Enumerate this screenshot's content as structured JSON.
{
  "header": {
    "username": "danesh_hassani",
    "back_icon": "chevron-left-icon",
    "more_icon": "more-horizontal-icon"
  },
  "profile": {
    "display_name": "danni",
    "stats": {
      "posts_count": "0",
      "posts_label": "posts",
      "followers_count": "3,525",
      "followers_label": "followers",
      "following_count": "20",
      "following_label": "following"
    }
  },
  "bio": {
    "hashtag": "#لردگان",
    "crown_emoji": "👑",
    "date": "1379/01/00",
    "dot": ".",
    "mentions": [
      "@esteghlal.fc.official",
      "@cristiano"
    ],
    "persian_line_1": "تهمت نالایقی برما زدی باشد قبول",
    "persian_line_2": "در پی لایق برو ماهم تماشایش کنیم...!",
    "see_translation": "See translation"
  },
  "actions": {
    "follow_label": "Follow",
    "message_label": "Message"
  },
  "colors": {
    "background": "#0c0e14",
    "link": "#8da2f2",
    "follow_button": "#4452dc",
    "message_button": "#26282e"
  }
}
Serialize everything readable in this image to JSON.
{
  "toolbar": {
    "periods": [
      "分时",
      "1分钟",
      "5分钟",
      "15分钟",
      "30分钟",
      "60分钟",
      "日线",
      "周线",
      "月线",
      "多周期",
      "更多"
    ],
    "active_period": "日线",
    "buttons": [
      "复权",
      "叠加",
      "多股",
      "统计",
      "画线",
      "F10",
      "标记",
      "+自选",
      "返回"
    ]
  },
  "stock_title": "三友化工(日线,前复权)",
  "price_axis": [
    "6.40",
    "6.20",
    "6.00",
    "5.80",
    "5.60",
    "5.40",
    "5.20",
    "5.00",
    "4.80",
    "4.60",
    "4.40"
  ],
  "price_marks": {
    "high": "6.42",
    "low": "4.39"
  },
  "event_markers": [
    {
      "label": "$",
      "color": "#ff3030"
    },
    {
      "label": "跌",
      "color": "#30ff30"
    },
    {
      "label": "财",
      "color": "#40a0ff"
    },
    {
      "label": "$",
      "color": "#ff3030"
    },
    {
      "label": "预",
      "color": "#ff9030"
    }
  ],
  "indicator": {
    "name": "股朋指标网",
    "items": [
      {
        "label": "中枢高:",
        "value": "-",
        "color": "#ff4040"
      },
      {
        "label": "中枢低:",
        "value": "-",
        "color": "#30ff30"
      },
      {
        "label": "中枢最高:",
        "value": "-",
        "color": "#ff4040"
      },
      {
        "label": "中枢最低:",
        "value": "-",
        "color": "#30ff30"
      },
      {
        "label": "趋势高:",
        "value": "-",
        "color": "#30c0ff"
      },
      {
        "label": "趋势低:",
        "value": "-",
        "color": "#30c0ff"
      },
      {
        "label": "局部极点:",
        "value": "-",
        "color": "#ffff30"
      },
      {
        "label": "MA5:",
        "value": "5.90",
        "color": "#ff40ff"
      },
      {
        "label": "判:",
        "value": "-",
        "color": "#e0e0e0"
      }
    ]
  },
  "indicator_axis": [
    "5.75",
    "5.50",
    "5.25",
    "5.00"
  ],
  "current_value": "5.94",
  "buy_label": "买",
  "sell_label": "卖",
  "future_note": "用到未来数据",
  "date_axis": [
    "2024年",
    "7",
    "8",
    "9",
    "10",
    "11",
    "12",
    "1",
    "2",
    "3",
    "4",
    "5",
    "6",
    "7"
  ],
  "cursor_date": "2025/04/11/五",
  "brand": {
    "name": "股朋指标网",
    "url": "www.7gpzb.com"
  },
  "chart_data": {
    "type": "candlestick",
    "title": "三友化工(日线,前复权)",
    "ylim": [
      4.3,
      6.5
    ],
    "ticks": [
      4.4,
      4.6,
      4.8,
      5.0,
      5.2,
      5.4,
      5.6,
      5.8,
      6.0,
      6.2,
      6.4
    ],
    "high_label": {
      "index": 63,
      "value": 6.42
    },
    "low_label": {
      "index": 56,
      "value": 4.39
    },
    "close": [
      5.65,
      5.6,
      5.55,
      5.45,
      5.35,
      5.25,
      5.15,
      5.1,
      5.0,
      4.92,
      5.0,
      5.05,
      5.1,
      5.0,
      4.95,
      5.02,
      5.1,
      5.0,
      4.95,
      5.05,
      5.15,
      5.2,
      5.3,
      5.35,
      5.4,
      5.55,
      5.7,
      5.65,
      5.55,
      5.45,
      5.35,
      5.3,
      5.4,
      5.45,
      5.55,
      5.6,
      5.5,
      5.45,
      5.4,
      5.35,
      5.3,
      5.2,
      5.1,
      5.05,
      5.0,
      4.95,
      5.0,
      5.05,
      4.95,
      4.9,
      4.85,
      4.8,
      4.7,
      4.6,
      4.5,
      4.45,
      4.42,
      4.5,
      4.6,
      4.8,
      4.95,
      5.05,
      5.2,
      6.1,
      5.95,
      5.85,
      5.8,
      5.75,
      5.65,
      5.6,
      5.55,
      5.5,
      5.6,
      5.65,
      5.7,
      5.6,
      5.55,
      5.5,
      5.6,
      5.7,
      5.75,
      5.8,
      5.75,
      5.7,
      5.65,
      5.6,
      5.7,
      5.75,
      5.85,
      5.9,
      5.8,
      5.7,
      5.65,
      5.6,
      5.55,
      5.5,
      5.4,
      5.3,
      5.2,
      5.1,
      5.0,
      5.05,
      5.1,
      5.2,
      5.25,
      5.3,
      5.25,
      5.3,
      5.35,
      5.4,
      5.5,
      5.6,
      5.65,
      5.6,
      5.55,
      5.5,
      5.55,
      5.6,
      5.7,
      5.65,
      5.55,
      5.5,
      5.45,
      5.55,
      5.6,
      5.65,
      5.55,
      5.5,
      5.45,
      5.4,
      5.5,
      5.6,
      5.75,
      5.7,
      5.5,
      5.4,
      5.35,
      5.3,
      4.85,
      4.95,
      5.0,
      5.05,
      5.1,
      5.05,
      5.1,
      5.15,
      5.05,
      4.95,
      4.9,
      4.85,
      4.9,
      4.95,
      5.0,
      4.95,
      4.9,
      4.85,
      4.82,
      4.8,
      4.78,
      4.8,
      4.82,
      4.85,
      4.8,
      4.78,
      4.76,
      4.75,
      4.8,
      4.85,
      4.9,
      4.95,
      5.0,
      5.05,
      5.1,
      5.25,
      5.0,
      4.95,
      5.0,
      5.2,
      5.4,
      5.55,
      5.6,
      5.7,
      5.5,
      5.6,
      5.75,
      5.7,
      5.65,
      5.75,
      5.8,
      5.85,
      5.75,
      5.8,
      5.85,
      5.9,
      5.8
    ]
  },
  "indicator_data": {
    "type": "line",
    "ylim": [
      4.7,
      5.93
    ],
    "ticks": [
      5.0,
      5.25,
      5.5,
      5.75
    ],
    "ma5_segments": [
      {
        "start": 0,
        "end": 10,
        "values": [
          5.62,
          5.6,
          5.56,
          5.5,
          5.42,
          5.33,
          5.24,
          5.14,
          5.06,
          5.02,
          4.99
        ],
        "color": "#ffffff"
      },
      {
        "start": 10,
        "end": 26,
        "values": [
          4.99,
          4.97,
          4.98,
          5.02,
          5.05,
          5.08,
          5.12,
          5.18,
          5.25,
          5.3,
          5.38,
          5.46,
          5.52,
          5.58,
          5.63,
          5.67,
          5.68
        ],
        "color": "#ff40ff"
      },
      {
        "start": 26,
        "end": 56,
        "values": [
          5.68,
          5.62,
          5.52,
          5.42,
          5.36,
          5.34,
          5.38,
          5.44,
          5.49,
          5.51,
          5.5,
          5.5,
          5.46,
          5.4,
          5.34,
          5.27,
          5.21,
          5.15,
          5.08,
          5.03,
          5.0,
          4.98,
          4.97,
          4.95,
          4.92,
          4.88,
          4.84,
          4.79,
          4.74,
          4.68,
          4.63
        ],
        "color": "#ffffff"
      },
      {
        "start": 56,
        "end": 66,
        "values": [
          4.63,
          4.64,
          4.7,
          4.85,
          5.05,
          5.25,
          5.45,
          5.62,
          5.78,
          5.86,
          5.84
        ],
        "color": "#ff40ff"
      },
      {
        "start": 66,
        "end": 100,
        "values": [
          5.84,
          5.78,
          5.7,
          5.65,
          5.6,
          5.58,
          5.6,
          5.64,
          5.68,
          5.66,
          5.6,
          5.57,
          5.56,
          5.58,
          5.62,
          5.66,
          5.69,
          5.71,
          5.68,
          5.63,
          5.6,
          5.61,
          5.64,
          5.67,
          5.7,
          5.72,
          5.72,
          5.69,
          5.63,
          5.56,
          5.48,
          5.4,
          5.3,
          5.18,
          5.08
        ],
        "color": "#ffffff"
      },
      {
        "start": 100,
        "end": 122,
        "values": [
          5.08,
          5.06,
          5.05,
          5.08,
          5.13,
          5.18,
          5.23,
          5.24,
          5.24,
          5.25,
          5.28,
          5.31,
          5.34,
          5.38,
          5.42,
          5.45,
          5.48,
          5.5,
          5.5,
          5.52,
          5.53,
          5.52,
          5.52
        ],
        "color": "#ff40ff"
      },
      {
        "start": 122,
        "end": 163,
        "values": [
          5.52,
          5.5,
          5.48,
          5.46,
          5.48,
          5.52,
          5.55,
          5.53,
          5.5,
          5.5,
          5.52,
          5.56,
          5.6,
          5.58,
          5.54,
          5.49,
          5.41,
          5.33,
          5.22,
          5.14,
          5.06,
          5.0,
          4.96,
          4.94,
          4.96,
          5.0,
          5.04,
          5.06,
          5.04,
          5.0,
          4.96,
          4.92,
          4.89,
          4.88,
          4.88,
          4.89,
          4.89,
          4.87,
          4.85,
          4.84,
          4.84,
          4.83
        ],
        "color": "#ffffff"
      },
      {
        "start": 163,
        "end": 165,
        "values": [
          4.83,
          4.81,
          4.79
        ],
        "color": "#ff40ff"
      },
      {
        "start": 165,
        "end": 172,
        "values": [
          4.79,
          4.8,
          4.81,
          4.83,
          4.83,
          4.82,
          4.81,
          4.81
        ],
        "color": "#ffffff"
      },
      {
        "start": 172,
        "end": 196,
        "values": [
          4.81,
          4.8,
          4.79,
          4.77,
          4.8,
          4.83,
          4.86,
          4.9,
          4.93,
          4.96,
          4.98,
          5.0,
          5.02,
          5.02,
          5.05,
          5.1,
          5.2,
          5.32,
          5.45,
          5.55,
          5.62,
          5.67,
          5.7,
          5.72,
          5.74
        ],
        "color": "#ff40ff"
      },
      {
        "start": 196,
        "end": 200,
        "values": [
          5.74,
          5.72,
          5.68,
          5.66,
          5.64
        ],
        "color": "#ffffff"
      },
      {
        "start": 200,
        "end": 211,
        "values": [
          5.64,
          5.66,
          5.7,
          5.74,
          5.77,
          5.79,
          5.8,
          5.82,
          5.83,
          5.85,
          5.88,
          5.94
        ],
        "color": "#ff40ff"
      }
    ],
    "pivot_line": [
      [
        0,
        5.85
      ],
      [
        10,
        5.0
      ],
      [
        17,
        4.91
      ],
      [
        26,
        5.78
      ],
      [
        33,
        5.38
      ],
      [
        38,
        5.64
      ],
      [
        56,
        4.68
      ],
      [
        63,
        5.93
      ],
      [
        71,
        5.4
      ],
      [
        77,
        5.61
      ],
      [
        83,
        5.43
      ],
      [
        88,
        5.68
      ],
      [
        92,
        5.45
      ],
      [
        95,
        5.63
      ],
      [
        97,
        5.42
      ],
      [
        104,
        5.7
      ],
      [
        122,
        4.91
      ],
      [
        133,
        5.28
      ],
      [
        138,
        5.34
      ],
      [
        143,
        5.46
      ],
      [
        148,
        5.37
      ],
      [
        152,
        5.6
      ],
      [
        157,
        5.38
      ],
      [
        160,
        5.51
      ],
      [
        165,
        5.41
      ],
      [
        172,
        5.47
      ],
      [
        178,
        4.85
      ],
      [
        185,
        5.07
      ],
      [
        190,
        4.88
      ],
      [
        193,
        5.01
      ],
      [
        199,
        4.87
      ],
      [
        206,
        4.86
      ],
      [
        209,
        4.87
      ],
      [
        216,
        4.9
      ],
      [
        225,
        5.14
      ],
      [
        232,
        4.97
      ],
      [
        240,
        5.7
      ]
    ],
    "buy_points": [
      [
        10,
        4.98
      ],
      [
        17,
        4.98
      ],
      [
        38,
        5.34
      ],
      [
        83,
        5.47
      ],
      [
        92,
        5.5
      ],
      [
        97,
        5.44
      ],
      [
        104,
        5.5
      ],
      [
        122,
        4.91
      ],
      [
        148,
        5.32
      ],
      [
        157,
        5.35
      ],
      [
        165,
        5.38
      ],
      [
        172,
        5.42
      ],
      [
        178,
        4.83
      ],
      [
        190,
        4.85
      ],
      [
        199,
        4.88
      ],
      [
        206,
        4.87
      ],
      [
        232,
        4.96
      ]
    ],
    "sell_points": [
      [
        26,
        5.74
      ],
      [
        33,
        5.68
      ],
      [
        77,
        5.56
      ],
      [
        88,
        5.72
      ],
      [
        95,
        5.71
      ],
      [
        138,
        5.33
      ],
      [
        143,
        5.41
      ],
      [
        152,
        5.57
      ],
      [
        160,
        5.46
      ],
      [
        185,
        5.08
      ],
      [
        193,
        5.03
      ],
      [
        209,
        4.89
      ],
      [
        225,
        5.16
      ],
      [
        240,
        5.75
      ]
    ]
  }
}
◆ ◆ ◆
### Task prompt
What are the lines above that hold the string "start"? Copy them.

### Task answer
        "start": 0,
        "start": 10,
        "start": 26,
        "start": 56,
        "start": 66,
        "start": 100,
        "start": 122,
        "start": 163,
        "start": 165,
        "start": 172,
        "start": 196,
        "start": 200,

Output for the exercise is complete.